(By Mike Maddock)
“Urgent matters have a way of getting in the way of the essential. For example, you and your team checking emails first thing in the morning may feel essential but in reality, it may not even be that important. There is a growing school of thought—one that I endorse—that if you start each day by knocking off one or two of the most essential things on your list (before the urgent matters get in the way), you’ll be successful. As a leader, setting the context around what’s super important versus what feels important at the time is a great thing to question.“
“Judge a man by his questions rather than his answers.”
Ever notice how great leaders ask the best questions?
A masterful leader will sit Yoda-like in a meeting, listening intently to the dialogue and then, with Zen Master timing, ask a question that will change the tenor, the focus and the performance of the entire team.
Seeing a seasoned leader ask questions is like watching a great musician or athlete who just seems to know what note to play or what play to call. In my opinion, this rare ability is the performance art of business.
I aspire to be this kind of leader and hope that with age and experience, I will eventually have the wisdom and timing to use less oxygen and get greater results.
(As my mother used to explain—often, I am afraid—God isn’t finished with me yet.)
From my experience, many of the best questions revolve around the following themes. My hope is that by asking these questions of yourself and your team, you get the outcome you want and your people get the leadership they need.
Question 1: Is this urgent or essential?
Urgent matters have a way of getting in the way of the essential. For example, you and your team checking emails first thing in the morning may feel essential but in reality, it may not even be that important. There is a growing school of thought—one that I endorse—that if you start each day by knocking off one or two of the most essential things on your list (before the urgent matters get in the way), you’ll be successful. As a leader, setting the context around what’s super important versus what feels important at the time is a great thing to question.
Question 2: What should you stop doing?
In order to have time to focus on the essential, you must eliminate the less important and distracting activities that occupy your time. Does your team have a “stop doing” list?
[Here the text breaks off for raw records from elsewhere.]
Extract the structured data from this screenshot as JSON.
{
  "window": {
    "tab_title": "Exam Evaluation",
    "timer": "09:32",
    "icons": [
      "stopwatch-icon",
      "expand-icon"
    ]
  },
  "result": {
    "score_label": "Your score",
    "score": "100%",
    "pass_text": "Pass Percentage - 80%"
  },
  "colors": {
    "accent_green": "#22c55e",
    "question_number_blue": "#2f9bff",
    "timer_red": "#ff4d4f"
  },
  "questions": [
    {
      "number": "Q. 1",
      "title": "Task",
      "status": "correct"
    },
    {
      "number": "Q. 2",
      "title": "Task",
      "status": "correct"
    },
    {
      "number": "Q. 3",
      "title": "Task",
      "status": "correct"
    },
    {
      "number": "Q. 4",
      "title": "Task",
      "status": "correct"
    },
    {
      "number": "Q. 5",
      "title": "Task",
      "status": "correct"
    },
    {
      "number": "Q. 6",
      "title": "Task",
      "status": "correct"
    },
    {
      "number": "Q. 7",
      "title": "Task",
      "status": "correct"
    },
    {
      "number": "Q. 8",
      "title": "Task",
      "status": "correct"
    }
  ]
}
Helping people become aware of what they might stop doing first will allow them more time and energy to focus on the essential “to-do” list.
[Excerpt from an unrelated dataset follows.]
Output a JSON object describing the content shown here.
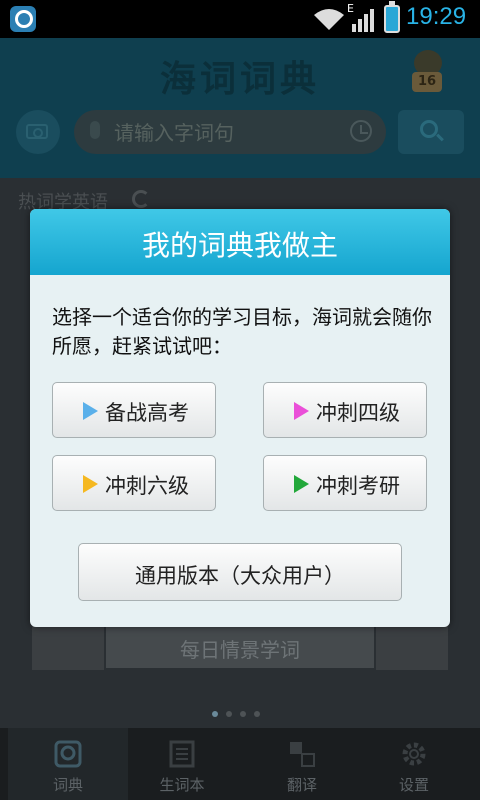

Question 3: What makes you feel strongest?
Here’s a well-kept secret: Great leaders know what they suck at. More important, they know how to find working partners with superhero powers that disguise this suckiness through masterful delegation, thus giving them time and energy to focus on their strengths. Just because you can manage a project, drive the P&L, come up with the new marketing hook, and recruit good people doesn’t mean you are passionate and, for that reason, have the potential to be great at all of the above. If your friends or teammates think they are good at everything, lack of awareness and/or humility will conspire to keep them from being outstanding. Asking questions that help focus them on their passions and strengths is a gift that keeps giving.
Question 4: What might we be missing?
Great leaders are open to the fact (and it is a fact) that they are missing something—be it in new service offerings, make up of the senior leadership team, or “simply” in the assumptions they are making about the competitive environment. Pressing the team to consider what WE might be missing demonstrates humility, awareness and openness to possibility. Wherever you find an innovative culture, you find leaders asking this question.
The way you ask questions is critically important. By starting questions with “How to” or “I wish” and finishing them with the challenge that you can’t figure out, e.g., “I wish I knew how to get this idea through our legal hurdles,” you are modeling great leadership. Why? Because great leaders humbly share their biggest challenges with their teams and ask them to help solve them.
I was interviewing a young person the other day. As our time together came to a close she said, “You interview inexperienced but driven people like me all the time. Would you mind sharing some of the questions that I should be asking you that I am missing?”
Yoda would be pleased.
“Opinion pieces of this sort published on RISE Networks are those of the original authors and do not in anyway represent the thoughts, beliefs and ideas of RISE Networks.”